French patriots brought Charles de Gaulle out of retirement to help win the war for France. But he did just the opposite in one of the most cynical betrayals in all of French history. He surrendered Algeria to the communists, which forced over a million Europeans and loyal Muslims to leave Algeria and settle in France.

Today France is overrun with Algerians who don’t want to live in their own liberated state where radical Islamists have killed thousands of Algerians. And so, we are now fighting barbaric Muslims all over again. Now they are called al-Qaida and radical Jihadist Islamists who are preparing to become the dominant religious power in Europe.

Lesson to be learned? We are threatened today by the same kind of terrorism and barbarism we fought in our first foreign war. However, distinct differences exist, since U.S. ships have not been attacked by an Islamic state, nor have Americans been held for ransom. As for the attacks against our nation on 9-11, the al-Qaeda terrorists responsible have actually been linked to the rebel opposition in Libya, posing a problem to America in determining who is “friend" and who is “foe” in the Libyan conflict. An article in Britain’s Telegraph for July 11 quoted the Libyan rebel leader, Abdel-Hakim al-Hasidi, as stating that “jihadists who fought against allied troops in Iraq are on the front lines of the battle against Muammar Gaddafi’s regime.” However, if an unmistakable enemy threatening American interests in northern Africa or the Middle East should be determined, a Congressional declaration of war would be in order, as our Constitution mandates.

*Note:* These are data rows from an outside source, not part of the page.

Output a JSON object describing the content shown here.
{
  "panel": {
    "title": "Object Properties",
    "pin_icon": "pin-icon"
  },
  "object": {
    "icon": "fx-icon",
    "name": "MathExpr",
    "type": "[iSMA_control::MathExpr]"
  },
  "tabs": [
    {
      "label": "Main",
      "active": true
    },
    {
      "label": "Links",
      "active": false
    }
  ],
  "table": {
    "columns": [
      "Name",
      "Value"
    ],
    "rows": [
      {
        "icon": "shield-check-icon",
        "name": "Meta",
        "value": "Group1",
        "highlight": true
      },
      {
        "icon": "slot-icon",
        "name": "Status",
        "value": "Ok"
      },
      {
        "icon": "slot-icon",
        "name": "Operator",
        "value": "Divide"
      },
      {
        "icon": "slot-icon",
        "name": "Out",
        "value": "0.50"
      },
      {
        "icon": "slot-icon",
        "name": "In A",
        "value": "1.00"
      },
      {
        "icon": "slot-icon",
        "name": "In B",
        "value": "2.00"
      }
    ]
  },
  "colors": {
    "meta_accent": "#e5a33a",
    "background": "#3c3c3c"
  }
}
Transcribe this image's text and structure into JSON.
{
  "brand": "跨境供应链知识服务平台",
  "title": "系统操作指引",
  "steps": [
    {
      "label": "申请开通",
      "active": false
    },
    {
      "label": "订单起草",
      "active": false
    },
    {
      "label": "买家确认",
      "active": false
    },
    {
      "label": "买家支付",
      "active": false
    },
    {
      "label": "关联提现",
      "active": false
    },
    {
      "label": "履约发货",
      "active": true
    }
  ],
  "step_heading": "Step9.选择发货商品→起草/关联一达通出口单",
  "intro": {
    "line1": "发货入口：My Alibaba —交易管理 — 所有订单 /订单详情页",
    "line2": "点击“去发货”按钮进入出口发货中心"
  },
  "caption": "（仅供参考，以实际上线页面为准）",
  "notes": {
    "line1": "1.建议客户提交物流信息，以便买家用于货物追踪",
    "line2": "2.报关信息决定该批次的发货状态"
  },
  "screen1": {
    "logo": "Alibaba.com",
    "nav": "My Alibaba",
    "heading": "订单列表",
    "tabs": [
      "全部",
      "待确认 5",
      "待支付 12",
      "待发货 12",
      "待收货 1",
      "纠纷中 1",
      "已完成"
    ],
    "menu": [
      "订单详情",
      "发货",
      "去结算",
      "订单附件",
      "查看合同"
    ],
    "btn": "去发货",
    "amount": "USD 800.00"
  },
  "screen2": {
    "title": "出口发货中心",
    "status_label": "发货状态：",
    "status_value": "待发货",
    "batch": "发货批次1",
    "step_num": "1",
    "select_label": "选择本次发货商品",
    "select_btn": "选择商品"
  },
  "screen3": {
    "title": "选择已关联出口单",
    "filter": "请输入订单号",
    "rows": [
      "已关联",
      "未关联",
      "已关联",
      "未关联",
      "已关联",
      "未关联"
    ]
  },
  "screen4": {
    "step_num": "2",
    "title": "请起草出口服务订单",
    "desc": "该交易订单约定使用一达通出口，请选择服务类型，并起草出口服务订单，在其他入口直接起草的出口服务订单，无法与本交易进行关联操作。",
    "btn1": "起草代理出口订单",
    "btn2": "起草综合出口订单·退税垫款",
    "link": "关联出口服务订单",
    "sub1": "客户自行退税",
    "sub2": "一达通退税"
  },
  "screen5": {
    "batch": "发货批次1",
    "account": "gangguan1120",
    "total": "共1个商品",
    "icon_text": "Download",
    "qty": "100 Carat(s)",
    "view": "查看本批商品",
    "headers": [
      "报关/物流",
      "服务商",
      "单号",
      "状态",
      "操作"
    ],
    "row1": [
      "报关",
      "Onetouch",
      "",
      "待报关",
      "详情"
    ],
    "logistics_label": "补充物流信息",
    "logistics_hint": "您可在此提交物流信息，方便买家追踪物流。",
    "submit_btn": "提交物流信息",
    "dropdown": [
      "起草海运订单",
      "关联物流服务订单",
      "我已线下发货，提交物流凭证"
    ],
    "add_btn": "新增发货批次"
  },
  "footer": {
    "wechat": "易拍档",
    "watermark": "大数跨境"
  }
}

Apparently, the Muslim world is reverting to its age-old barbaric practices, which forced the Europeans to fight back and subdue them in North Africa. Under the French, they were pacified and productive. Today, the Muslims have invaded France and believe they are in a position to conquer the Europeans. As the French say, “Plus ça change, plus c’est la même chose." The more it changes, the more it remains the same. Or perhaps better put by George Santayana: "Those who cannot remember the past are condemned to repeat it."